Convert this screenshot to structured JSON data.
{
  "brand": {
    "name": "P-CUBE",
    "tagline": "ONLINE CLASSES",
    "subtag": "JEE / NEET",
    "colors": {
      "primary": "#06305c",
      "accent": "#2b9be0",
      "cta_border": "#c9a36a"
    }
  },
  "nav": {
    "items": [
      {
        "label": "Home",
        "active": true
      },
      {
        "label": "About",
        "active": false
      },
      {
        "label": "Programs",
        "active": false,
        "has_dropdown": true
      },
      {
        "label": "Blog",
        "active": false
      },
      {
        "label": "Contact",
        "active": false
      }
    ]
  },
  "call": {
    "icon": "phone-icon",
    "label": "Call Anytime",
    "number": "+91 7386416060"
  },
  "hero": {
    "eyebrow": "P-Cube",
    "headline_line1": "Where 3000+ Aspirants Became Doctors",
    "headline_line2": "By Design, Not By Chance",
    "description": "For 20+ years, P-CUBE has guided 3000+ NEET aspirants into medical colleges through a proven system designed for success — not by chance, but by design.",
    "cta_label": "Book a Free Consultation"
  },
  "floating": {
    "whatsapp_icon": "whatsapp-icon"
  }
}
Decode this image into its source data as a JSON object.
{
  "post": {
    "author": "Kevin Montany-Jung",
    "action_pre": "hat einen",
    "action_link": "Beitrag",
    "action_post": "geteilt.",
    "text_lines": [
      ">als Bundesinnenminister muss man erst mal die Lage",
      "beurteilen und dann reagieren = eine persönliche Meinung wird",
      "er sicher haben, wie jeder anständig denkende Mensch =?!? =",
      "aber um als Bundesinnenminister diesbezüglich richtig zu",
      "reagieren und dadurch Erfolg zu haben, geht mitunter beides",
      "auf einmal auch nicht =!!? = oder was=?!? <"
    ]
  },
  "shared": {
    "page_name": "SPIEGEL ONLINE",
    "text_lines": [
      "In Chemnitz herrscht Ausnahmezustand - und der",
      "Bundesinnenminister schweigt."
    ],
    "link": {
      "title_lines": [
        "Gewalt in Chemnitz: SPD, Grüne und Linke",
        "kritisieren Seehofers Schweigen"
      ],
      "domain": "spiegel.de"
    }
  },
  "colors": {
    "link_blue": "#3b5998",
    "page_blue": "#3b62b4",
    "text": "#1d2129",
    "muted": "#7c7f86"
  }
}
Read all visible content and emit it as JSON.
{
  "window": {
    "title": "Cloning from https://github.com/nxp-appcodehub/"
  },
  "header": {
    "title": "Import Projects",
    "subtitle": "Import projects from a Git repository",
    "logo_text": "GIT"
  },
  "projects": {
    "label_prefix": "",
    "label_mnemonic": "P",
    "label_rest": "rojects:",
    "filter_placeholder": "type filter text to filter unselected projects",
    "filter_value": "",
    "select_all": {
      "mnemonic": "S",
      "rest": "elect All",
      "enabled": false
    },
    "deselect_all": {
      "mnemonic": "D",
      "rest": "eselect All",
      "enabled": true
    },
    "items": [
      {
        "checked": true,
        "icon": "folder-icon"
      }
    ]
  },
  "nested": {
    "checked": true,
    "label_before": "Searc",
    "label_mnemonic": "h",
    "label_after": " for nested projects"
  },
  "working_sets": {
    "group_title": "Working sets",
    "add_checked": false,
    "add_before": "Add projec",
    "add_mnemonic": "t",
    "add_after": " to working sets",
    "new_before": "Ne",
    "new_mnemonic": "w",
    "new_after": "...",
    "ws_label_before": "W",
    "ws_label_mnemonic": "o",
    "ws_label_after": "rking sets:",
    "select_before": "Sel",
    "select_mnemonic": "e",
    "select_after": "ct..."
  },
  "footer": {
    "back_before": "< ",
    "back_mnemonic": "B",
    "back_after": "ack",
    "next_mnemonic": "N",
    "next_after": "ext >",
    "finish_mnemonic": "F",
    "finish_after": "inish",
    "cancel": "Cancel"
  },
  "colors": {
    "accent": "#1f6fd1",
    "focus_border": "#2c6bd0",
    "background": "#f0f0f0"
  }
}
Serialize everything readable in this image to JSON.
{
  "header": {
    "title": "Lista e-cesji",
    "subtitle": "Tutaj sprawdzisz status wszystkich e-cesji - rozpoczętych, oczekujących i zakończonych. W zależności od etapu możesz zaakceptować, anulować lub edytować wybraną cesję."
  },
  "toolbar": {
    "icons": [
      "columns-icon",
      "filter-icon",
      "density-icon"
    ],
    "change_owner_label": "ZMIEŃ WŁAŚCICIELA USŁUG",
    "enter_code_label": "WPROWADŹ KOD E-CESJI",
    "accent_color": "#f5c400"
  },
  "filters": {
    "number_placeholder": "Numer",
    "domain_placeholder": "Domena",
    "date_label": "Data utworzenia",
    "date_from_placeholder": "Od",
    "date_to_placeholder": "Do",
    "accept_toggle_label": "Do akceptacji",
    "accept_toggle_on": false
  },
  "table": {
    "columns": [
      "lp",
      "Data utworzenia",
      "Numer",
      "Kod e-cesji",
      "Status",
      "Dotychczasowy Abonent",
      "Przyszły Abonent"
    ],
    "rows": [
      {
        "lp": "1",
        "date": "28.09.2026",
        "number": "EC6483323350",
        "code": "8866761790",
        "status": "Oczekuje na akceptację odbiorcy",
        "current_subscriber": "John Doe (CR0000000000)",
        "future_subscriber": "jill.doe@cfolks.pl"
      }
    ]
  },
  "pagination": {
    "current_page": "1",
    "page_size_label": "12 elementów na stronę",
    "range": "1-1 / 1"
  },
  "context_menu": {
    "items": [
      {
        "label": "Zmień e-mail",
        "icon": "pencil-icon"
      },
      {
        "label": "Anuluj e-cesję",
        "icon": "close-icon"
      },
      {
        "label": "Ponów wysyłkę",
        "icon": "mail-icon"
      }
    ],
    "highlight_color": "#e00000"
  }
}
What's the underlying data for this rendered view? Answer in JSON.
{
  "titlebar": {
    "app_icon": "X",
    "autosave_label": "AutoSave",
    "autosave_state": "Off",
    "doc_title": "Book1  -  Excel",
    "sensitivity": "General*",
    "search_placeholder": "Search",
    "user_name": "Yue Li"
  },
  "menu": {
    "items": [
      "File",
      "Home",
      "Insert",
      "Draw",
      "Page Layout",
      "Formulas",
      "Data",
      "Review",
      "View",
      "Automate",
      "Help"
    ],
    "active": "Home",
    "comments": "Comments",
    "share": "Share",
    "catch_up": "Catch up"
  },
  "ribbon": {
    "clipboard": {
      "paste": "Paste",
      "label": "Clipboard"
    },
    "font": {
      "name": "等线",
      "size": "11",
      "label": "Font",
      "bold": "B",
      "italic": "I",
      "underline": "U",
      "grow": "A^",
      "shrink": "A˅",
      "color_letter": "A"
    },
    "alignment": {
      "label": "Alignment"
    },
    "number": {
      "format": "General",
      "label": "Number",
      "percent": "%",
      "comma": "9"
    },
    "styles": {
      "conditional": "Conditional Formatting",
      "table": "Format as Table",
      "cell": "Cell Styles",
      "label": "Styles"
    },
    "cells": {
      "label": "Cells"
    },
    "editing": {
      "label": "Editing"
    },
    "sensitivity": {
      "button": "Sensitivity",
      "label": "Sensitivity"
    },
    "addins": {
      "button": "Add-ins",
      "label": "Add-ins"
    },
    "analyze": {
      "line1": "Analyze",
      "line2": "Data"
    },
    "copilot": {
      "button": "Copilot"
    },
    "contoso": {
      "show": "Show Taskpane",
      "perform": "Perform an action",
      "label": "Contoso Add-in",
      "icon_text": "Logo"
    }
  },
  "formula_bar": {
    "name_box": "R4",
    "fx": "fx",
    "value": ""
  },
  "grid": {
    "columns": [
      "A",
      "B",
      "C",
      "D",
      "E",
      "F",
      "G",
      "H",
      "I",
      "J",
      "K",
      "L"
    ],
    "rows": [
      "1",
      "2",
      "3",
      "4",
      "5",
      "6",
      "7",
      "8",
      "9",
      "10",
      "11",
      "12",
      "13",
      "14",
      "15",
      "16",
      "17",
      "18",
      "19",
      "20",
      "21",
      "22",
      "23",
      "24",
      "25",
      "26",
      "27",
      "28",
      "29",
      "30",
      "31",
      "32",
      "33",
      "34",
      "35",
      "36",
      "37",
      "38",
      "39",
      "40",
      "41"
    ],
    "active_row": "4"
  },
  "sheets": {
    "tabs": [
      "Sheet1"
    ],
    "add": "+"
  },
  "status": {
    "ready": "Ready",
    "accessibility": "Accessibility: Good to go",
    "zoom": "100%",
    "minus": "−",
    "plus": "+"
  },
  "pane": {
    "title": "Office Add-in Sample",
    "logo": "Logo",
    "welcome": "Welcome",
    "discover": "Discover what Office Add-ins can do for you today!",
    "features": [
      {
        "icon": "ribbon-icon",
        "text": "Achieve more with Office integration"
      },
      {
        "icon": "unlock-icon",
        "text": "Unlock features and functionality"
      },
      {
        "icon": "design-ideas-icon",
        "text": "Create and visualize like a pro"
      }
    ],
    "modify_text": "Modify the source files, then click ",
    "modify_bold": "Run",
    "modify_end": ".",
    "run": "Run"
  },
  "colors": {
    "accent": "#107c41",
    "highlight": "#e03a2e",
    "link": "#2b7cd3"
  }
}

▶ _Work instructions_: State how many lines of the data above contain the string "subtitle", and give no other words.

▶ _Answer box_: 2